- **WORK REQUIRED**: I would like every record reproduced exactly, with the pictures left out.

(App and web page records)
+++

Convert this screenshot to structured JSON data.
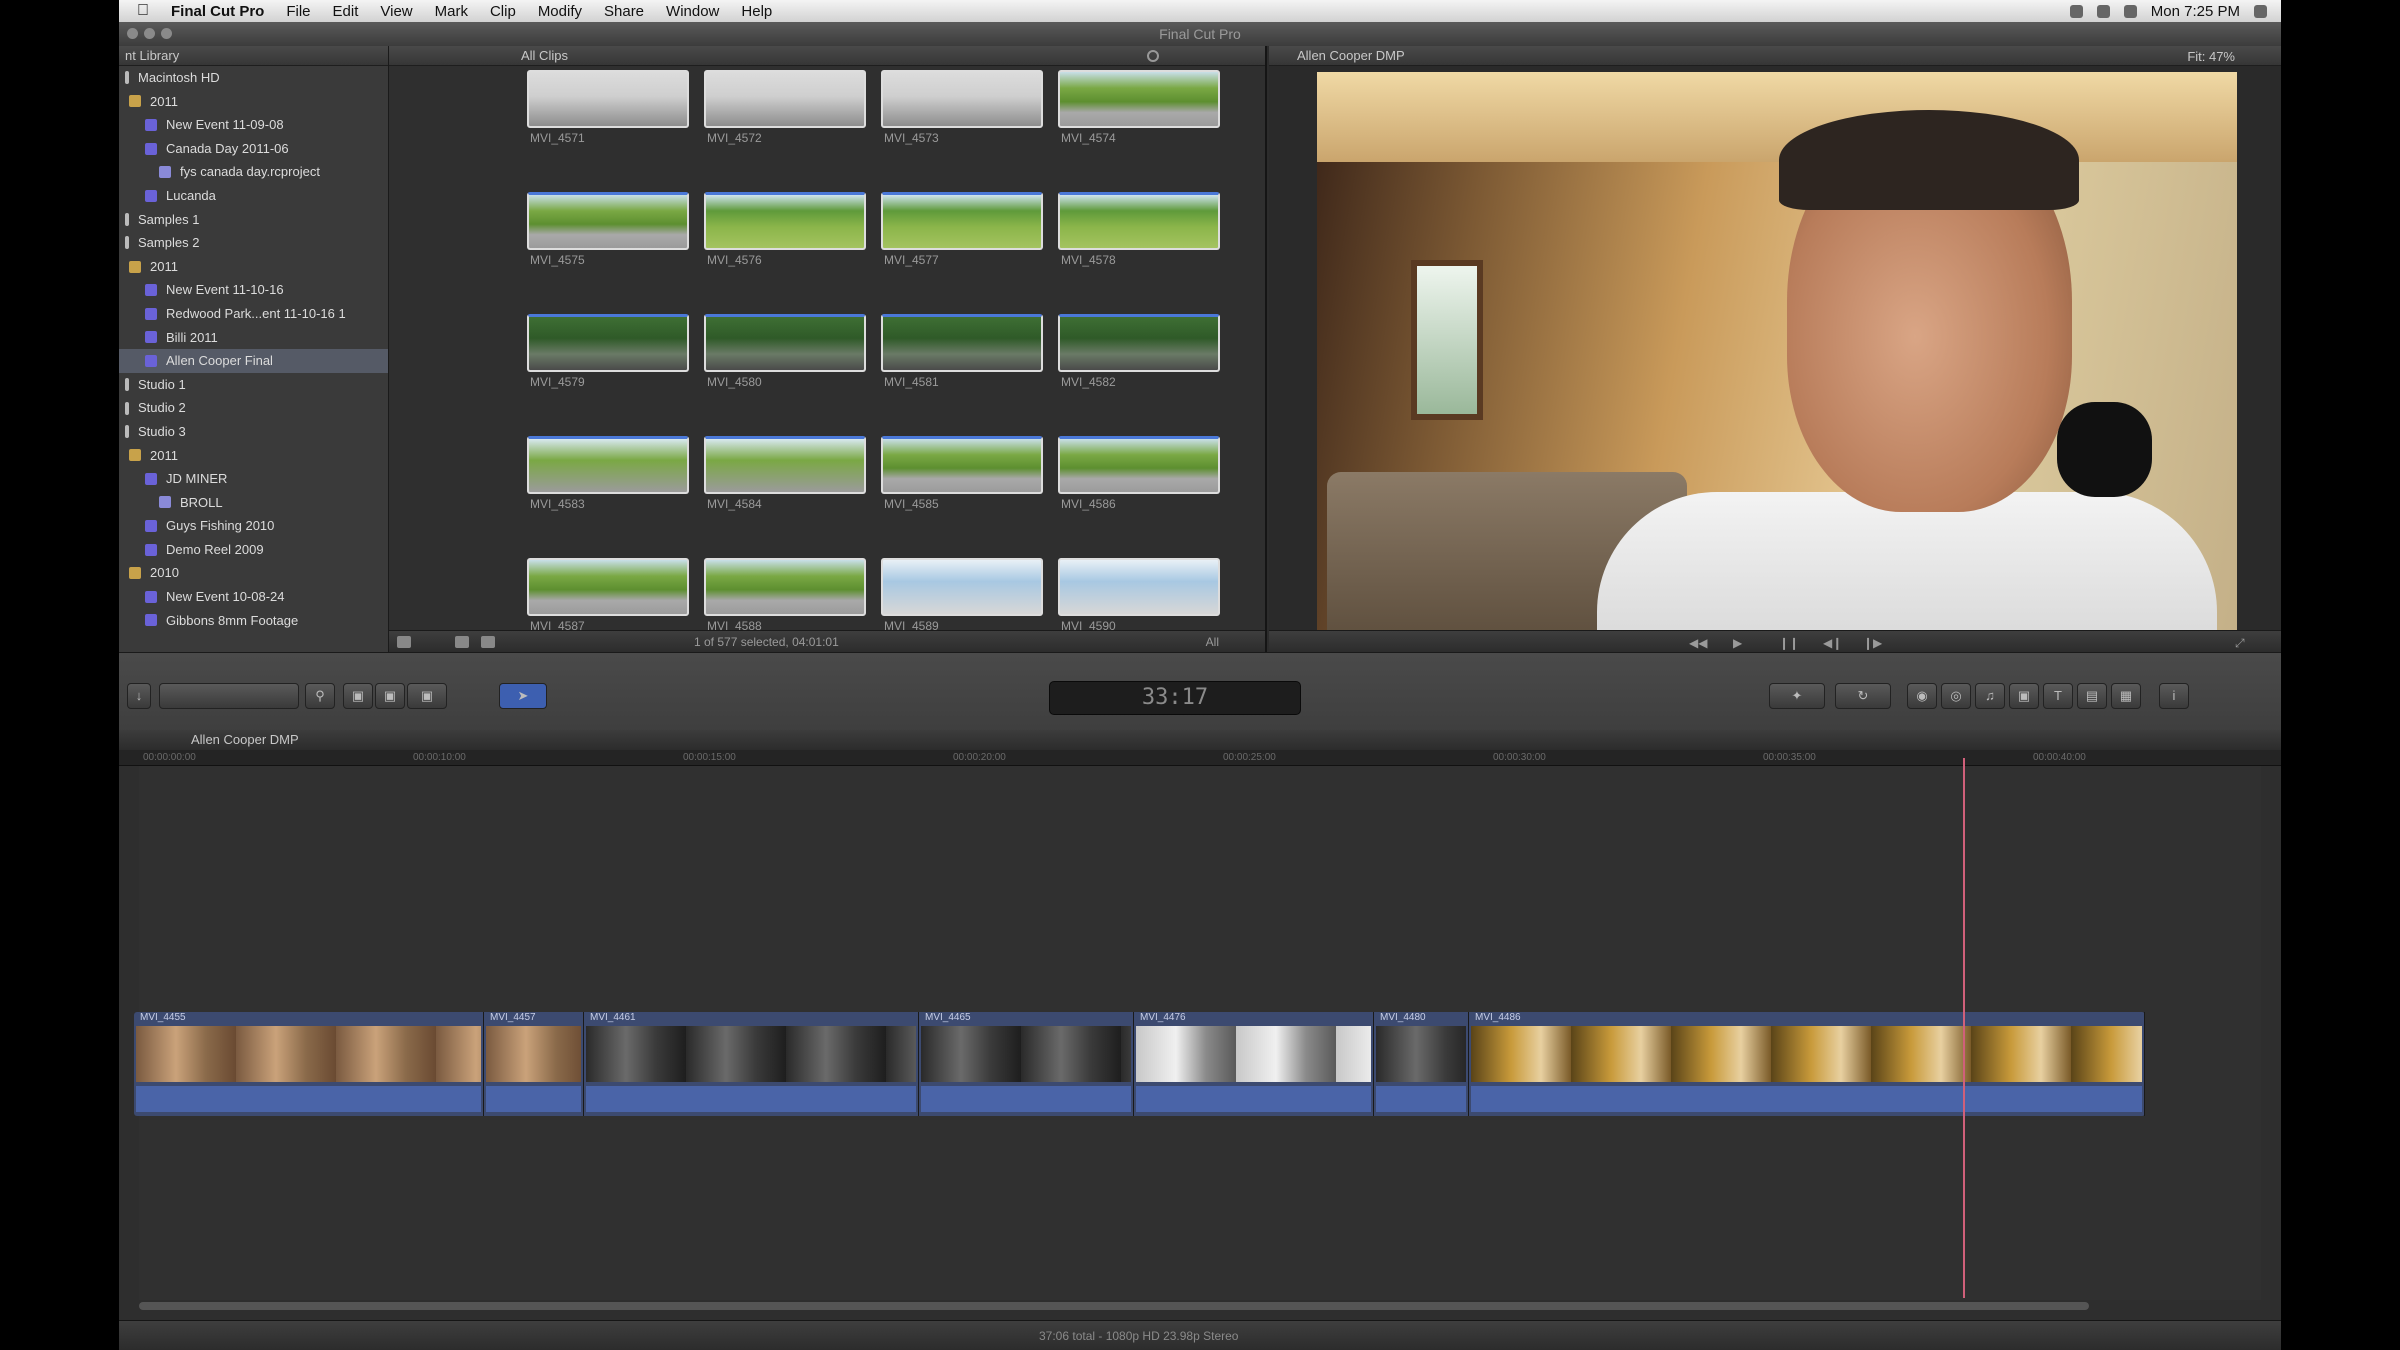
{
  "menubar": {
    "app_name": "Final Cut Pro",
    "items": [
      "File",
      "Edit",
      "View",
      "Mark",
      "Clip",
      "Modify",
      "Share",
      "Window",
      "Help"
    ],
    "clock": "Mon 7:25 PM"
  },
  "window": {
    "title": "Final Cut Pro"
  },
  "library": {
    "header": "nt Library",
    "items": [
      {
        "label": "Macintosh HD",
        "type": "disk"
      },
      {
        "label": "2011",
        "type": "folder"
      },
      {
        "label": "New Event 11-09-08",
        "type": "event"
      },
      {
        "label": "Canada Day 2011-06",
        "type": "event"
      },
      {
        "label": "fys canada day.rcproject",
        "type": "project"
      },
      {
        "label": "Lucanda",
        "type": "event"
      },
      {
        "label": "Samples 1",
        "type": "disk"
      },
      {
        "label": "Samples 2",
        "type": "disk"
      },
      {
        "label": "2011",
        "type": "folder"
      },
      {
        "label": "New Event 11-10-16",
        "type": "event"
      },
      {
        "label": "Redwood Park...ent 11-10-16 1",
        "type": "event"
      },
      {
        "label": "Billi 2011",
        "type": "event"
      },
      {
        "label": "Allen Cooper Final",
        "type": "event",
        "selected": true
      },
      {
        "label": "Studio 1",
        "type": "disk"
      },
      {
        "label": "Studio 2",
        "type": "disk"
      },
      {
        "label": "Studio 3",
        "type": "disk"
      },
      {
        "label": "2011",
        "type": "folder"
      },
      {
        "label": "JD MINER",
        "type": "event"
      },
      {
        "label": "BROLL",
        "type": "project"
      },
      {
        "label": "Guys Fishing 2010",
        "type": "event"
      },
      {
        "label": "Demo Reel 2009",
        "type": "event"
      },
      {
        "label": "2010",
        "type": "folder"
      },
      {
        "label": "New Event 10-08-24",
        "type": "event"
      },
      {
        "label": "Gibbons 8mm Footage",
        "type": "event"
      }
    ]
  },
  "browser": {
    "header": "All Clips",
    "status": "1 of 577 selected, 04:01:01",
    "filter": "All",
    "clips": [
      {
        "name": "MVI_4571",
        "style": "sky"
      },
      {
        "name": "MVI_4572",
        "style": "sky"
      },
      {
        "name": "MVI_4573",
        "style": "sky"
      },
      {
        "name": "MVI_4574",
        "style": "road"
      },
      {
        "name": "MVI_4575",
        "style": "road"
      },
      {
        "name": "MVI_4576",
        "style": "field"
      },
      {
        "name": "MVI_4577",
        "style": "field"
      },
      {
        "name": "MVI_4578",
        "style": "field"
      },
      {
        "name": "MVI_4579",
        "style": "forest"
      },
      {
        "name": "MVI_4580",
        "style": "forest"
      },
      {
        "name": "MVI_4581",
        "style": "forest"
      },
      {
        "name": "MVI_4582",
        "style": "forest"
      },
      {
        "name": "MVI_4583",
        "style": "person"
      },
      {
        "name": "MVI_4584",
        "style": "person"
      },
      {
        "name": "MVI_4585",
        "style": "road"
      },
      {
        "name": "MVI_4586",
        "style": "road"
      },
      {
        "name": "MVI_4587",
        "style": "road"
      },
      {
        "name": "MVI_4588",
        "style": "road"
      },
      {
        "name": "MVI_4589",
        "style": "sunny"
      },
      {
        "name": "MVI_4590",
        "style": "sunny"
      }
    ]
  },
  "viewer": {
    "title": "Allen Cooper DMP",
    "fit": "Fit: 47%"
  },
  "toolbar": {
    "timecode": "33:17"
  },
  "timeline": {
    "project": "Allen Cooper DMP",
    "ruler": [
      "00:00:00:00",
      "00:00:10:00",
      "00:00:15:00",
      "00:00:20:00",
      "00:00:25:00",
      "00:00:30:00",
      "00:00:35:00",
      "00:00:40:00"
    ],
    "clips": [
      {
        "label": "MVI_4455",
        "style": "warm"
      },
      {
        "label": "MVI_4457",
        "style": "warm"
      },
      {
        "label": "MVI_4461",
        "style": "dark"
      },
      {
        "label": "MVI_4465",
        "style": "dark"
      },
      {
        "label": "MVI_4476",
        "style": "light"
      },
      {
        "label": "MVI_4480",
        "style": "dark"
      },
      {
        "label": "MVI_4486",
        "style": "gold"
      }
    ],
    "info": "37:06 total - 1080p HD 23.98p Stereo"
  }
}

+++

- **OUTPUT BELOW**:
Convert this screenshot to structured JSON data.
{
  "menubar": {
    "app_name": "Final Cut Pro",
    "items": [
      "File",
      "Edit",
      "View",
      "Mark",
      "Clip",
      "Modify",
      "Share",
      "Window",
      "Help"
    ],
    "clock": "Mon 7:25 PM"
  },
  "window": {
    "title": "Final Cut Pro"
  },
  "library": {
    "header": "nt Library",
    "items": [
      {
        "label": "Macintosh HD",
        "type": "disk"
      },
      {
        "label": "2011",
        "type": "folder"
      },
      {
        "label": "New Event 11-09-08",
        "type": "event"
      },
      {
        "label": "Canada Day 2011-06",
        "type": "event"
      },
      {
        "label": "fys canada day.rcproject",
        "type": "project"
      },
      {
        "label": "Lucanda",
        "type": "event"
      },
      {
        "label": "Samples 1",
        "type": "disk"
      },
      {
        "label": "Samples 2",
        "type": "disk"
      },
      {
        "label": "2011",
        "type": "folder"
      },
      {
        "label": "New Event 11-10-16",
        "type": "event"
      },
      {
        "label": "Redwood Park...ent 11-10-16 1",
        "type": "event"
      },
      {
        "label": "Billi 2011",
        "type": "event"
      },
      {
        "label": "Allen Cooper Final",
        "type": "event",
        "selected": true
      },
      {
        "label": "Studio 1",
        "type": "disk"
      },
      {
        "label": "Studio 2",
        "type": "disk"
      },
      {
        "label": "Studio 3",
        "type": "disk"
      },
      {
        "label": "2011",
        "type": "folder"
      },
      {
        "label": "JD MINER",
        "type": "event"
      },
      {
        "label": "BROLL",
        "type": "project"
      },
      {
        "label": "Guys Fishing 2010",
        "type": "event"
      },
      {
        "label": "Demo Reel 2009",
        "type": "event"
      },
      {
        "label": "2010",
        "type": "folder"
      },
      {
        "label": "New Event 10-08-24",
        "type": "event"
      },
      {
        "label": "Gibbons 8mm Footage",
        "type": "event"
      }
    ]
  },
  "browser": {
    "header": "All Clips",
    "status": "1 of 577 selected, 04:01:01",
    "filter": "All",
    "clips": [
      {
        "name": "MVI_4571",
        "style": "sky"
      },
      {
        "name": "MVI_4572",
        "style": "sky"
      },
      {
        "name": "MVI_4573",
        "style": "sky"
      },
      {
        "name": "MVI_4574",
        "style": "road"
      },
      {
        "name": "MVI_4575",
        "style": "road"
      },
      {
        "name": "MVI_4576",
        "style": "field"
      },
      {
        "name": "MVI_4577",
        "style": "field"
      },
      {
        "name": "MVI_4578",
        "style": "field"
      },
      {
        "name": "MVI_4579",
        "style": "forest"
      },
      {
        "name": "MVI_4580",
        "style": "forest"
      },
      {
        "name": "MVI_4581",
        "style": "forest"
      },
      {
        "name": "MVI_4582",
        "style": "forest"
      },
      {
        "name": "MVI_4583",
        "style": "person"
      },
      {
        "name": "MVI_4584",
        "style": "person"
      },
      {
        "name": "MVI_4585",
        "style": "road"
      },
      {
        "name": "MVI_4586",
        "style": "road"
      },
      {
        "name": "MVI_4587",
        "style": "road"
      },
      {
        "name": "MVI_4588",
        "style": "road"
      },
      {
        "name": "MVI_4589",
        "style": "sunny"
      },
      {
        "name": "MVI_4590",
        "style": "sunny"
      }
    ]
  },
  "viewer": {
    "title": "Allen Cooper DMP",
    "fit": "Fit: 47%"
  },
  "toolbar": {
    "timecode": "33:17"
  },
  "timeline": {
    "project": "Allen Cooper DMP",
    "ruler": [
      "00:00:00:00",
      "00:00:10:00",
      "00:00:15:00",
      "00:00:20:00",
      "00:00:25:00",
      "00:00:30:00",
      "00:00:35:00",
      "00:00:40:00"
    ],
    "clips": [
      {
        "label": "MVI_4455",
        "style": "warm"
      },
      {
        "label": "MVI_4457",
        "style": "warm"
      },
      {
        "label": "MVI_4461",
        "style": "dark"
      },
      {
        "label": "MVI_4465",
        "style": "dark"
      },
      {
        "label": "MVI_4476",
        "style": "light"
      },
      {
        "label": "MVI_4480",
        "style": "dark"
      },
      {
        "label": "MVI_4486",
        "style": "gold"
      }
    ],
    "info": "37:06 total - 1080p HD 23.98p Stereo"
  }
}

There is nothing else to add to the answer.